HH: Forty-two years, forty-two years.

VY: Were you in the same area the whole time?

HH: Uh-huh, same area in Torrance. It has changed a lot, the population, the demographics.

VY: Well, talk about that a little bit. So you've been in Torrance for almost your whole life. So what kind of changes have you seen there?

HH: Oh, my goodness. When we moved there, we were, like in my high school class, there were just probably, I can count the families on one hand out of my class of a couple hundred. But now, I wouldn't be surprised if almost three quarters of them are of some Asian extraction.

VY: And how about, have you seen changes geographically in the area? Like going from less farm to more city?

HH: Yeah. Because where we lived on Hawthorne Boulevard is now a major highway that cuts across all the cities or thoroughfare, Hawthorne.
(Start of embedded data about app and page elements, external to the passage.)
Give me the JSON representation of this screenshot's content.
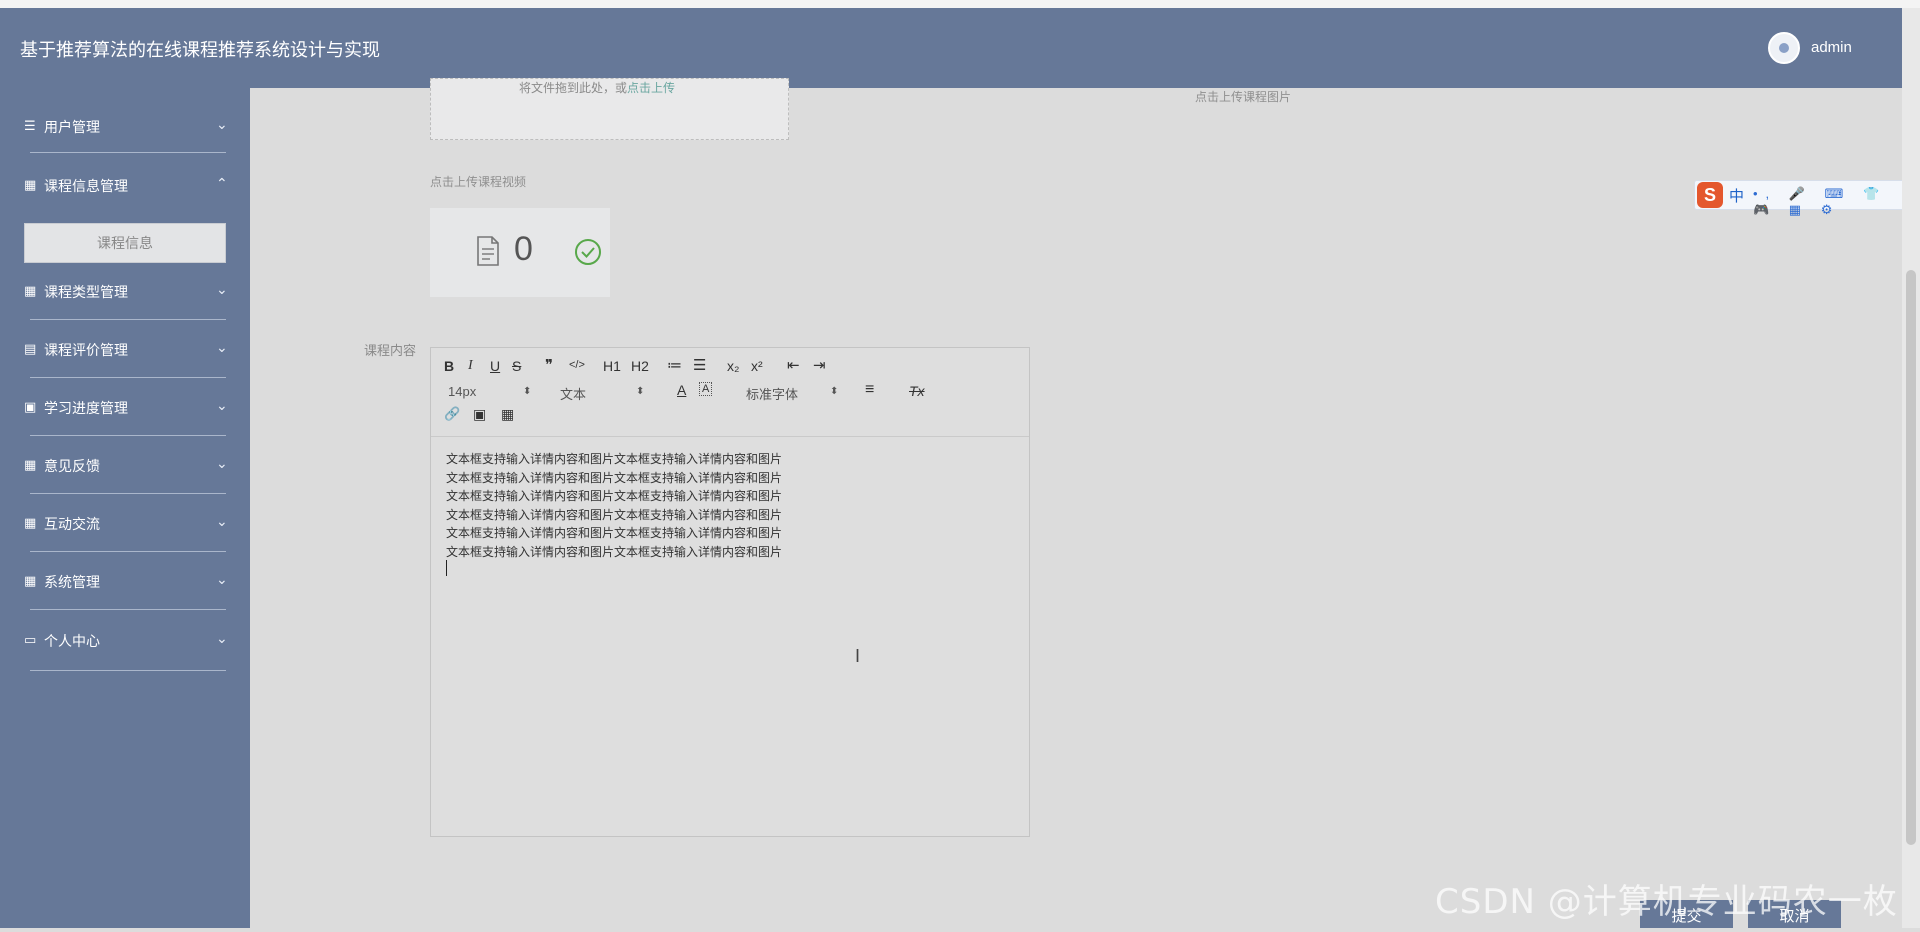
{
  "header": {
    "title": "基于推荐算法的在线课程推荐系统设计与实现",
    "username": "admin"
  },
  "sidebar": {
    "items": [
      {
        "label": "用户管理",
        "icon": "sliders-icon",
        "expanded": false
      },
      {
        "label": "课程信息管理",
        "icon": "grid-icon",
        "expanded": true
      },
      {
        "label": "课程类型管理",
        "icon": "grid-icon",
        "expanded": false
      },
      {
        "label": "课程评价管理",
        "icon": "clipboard-icon",
        "expanded": false
      },
      {
        "label": "学习进度管理",
        "icon": "chart-icon",
        "expanded": false
      },
      {
        "label": "意见反馈",
        "icon": "grid-icon",
        "expanded": false
      },
      {
        "label": "互动交流",
        "icon": "grid-icon",
        "expanded": false
      },
      {
        "label": "系统管理",
        "icon": "grid-icon",
        "expanded": false
      },
      {
        "label": "个人中心",
        "icon": "card-icon",
        "expanded": false
      }
    ],
    "submenu": {
      "label": "课程信息"
    }
  },
  "form": {
    "upload_tip_prefix": "将文件拖到此处，或",
    "upload_tip_link": "点击上传",
    "image_hint": "点击上传课程图片",
    "video_hint": "点击上传课程视频",
    "video_count": "0",
    "content_label": "课程内容"
  },
  "editor": {
    "font_size": "14px",
    "block_type": "文本",
    "font_family": "标准字体",
    "toolbar": {
      "bold": "B",
      "italic": "I",
      "underline": "U",
      "strike": "S",
      "quote": "❞",
      "code": "</>",
      "h1": "H1",
      "h2": "H2",
      "ol": "≔",
      "ul": "☰",
      "sub": "x₂",
      "sup": "x²",
      "outdent": "⇤",
      "indent": "⇥",
      "color": "A",
      "bg": "A",
      "align": "≡",
      "clear": "Tx",
      "link": "🔗",
      "image": "▣",
      "video": "▦"
    },
    "lines": [
      "文本框支持输入详情内容和图片文本框支持输入详情内容和图片",
      "文本框支持输入详情内容和图片文本框支持输入详情内容和图片",
      "文本框支持输入详情内容和图片文本框支持输入详情内容和图片",
      "文本框支持输入详情内容和图片文本框支持输入详情内容和图片",
      "文本框支持输入详情内容和图片文本框支持输入详情内容和图片",
      "文本框支持输入详情内容和图片文本框支持输入详情内容和图片"
    ]
  },
  "buttons": {
    "submit": "提交",
    "cancel": "取消"
  },
  "ime": {
    "logo": "S",
    "label": "中",
    "tools": "•, 🎤 ⌨ 👕 🎮 ▦ ⚙"
  },
  "watermark": "CSDN @计算机专业码农一枚",
  "colors": {
    "primary": "#667898",
    "background": "#dcdcdc"
  }
}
It's just all commercial buildings all along Hawthorne, lot of tract home, beautiful homes. Even where we farmed, very upper middle class, foothills of Palos Verdes, it's just a very, very nice area. And that's where I live right now, and I love it. The facilities are great, the recreation, what they offer to the citizens, lots of wonderful things, classes and a lot of good things for the kids as well.

VY: Yeah, the area's really transformed. How do you think that affected people at the time, for instance, maybe the farm owners? Do you think they did okay then? Do you think people were ready to kind of transition out of farming?

HH: Well, the people that lived, there were a lot of big farmers, and they continued farming. They bought lots of acreage in Ventura and Camarillo. And yeah, a lot of them...

VY: Kept going.

HH: ...have continued and a lot of them have gotten out of it and have a very successful life now.

VY: Okay, so you think the smaller farmers maybe sold their farms, and the bigger farmers maybe bought some of the smaller farms?

HH: No, they bought new farms.

VY: New farms.

HH: And then the smaller ones sold to developers, because it's all commercial and tract homes now. Torrance has no farmland now.

<End Segment 11> - Copyright © 2019 Densho. All Rights Reserved.